If Trump's critics misunderstand the subjective side of diplomacy, Trump and his cheerleaders misunderstand the objective side. So far, there's no definite evidence that the cart (i.e., the resolution of nuclear and other issues) will actually follow the horse, as the overblown rhetoric of Trump and his cheerleaders implies. What's more, objectively the actual threat posed to the U.S. by North Korea was—and is—slight. The chance of a dictator obsessed with his security doing something that would certainly result in his own destruction is very low. The real danger on the Korean Peninsula comes from the potential for mistakes, miscalculation, misperception, internal instability, and the irrational escalation of a relatively minor incident. Trump’s “maximum pressure” campaign and talk of a “bloody-nose strategy" likely increased all of these risks. In other words, Trump made the world a more dangerous place because he overestimated the objective danger of the North Korean threat. Alleviating a risk that you helped create is no epochal success.

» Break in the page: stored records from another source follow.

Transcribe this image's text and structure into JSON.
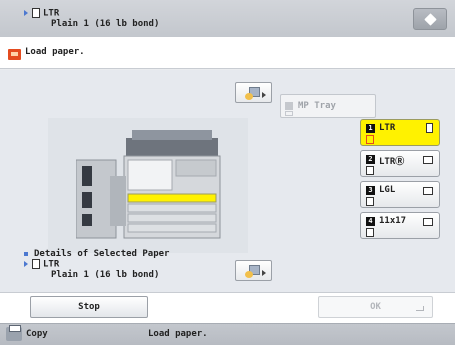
{
  "header": {
    "cube_icon": "cube-icon"
  },
  "message": {
    "text": "Load paper.",
    "icon": "paper-warning-icon",
    "accent": "#e44b1f"
  },
  "current_paper": {
    "size": "LTR",
    "type": "Plain 1 (16 lb bond)"
  },
  "mp_tray": {
    "label": "MP Tray"
  },
  "trays": [
    {
      "num": "1",
      "label": "LTR",
      "selected": true,
      "orient": "portrait"
    },
    {
      "num": "2",
      "label": "LTRⓇ",
      "selected": false,
      "orient": "landscape"
    },
    {
      "num": "3",
      "label": "LGL",
      "selected": false,
      "orient": "landscape"
    },
    {
      "num": "4",
      "label": "11x17",
      "selected": false,
      "orient": "landscape"
    }
  ],
  "legend": {
    "title": "Details of Selected Paper",
    "size": "LTR",
    "type": "Plain 1 (16 lb bond)"
  },
  "buttons": {
    "stop": "Stop",
    "ok": "OK"
  },
  "status": {
    "left": "Copy",
    "right": "Load paper."
  },
  "colors": {
    "highlight": "#fff200",
    "accent_blue": "#4c78d0"
  }
}
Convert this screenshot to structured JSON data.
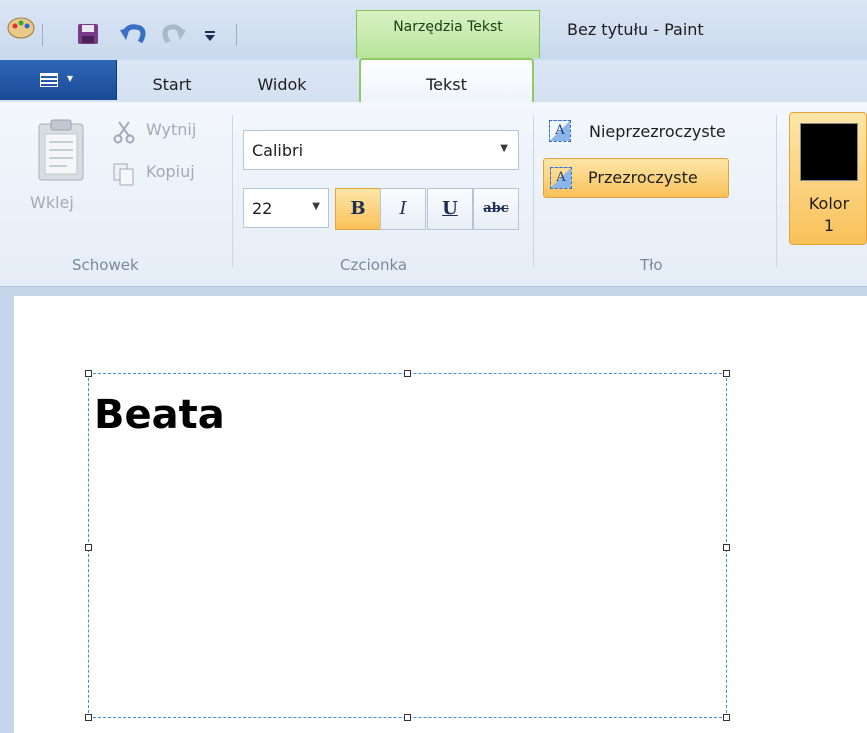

What both critics and unabashed fans miss is that the Singapore summit was all about the subjective: about creating a relationship, which is a sine qua non for the serious resolution of objective disagreements. It is in this sense that the summit was a success: it opened the door to a maze at the end of which is objective progress. The present challenge is now for the two countries to find their way together across this maze and avoid the many pitfalls that accompany such as journey. Two contributors to The National Interest, Lyle Goldstein, and Doug Bandow, have both proposed practical ways in which the two countries (and perhaps also China) can overcome this challenge. Going forward, scholars and intellectuals would do well to engage with these arguments rather than complain that everything wasn’t solved as a precondition to a four-hour meeting.
Jared McKinney is a Ph.D. Candidate at the S. Rajaratnam School of International Studies, Nanyang Technological University, Singapore
Image: FILE PHOTO: U.S. President Trump and North Korea's Kim meet at the start of their summit in Singapore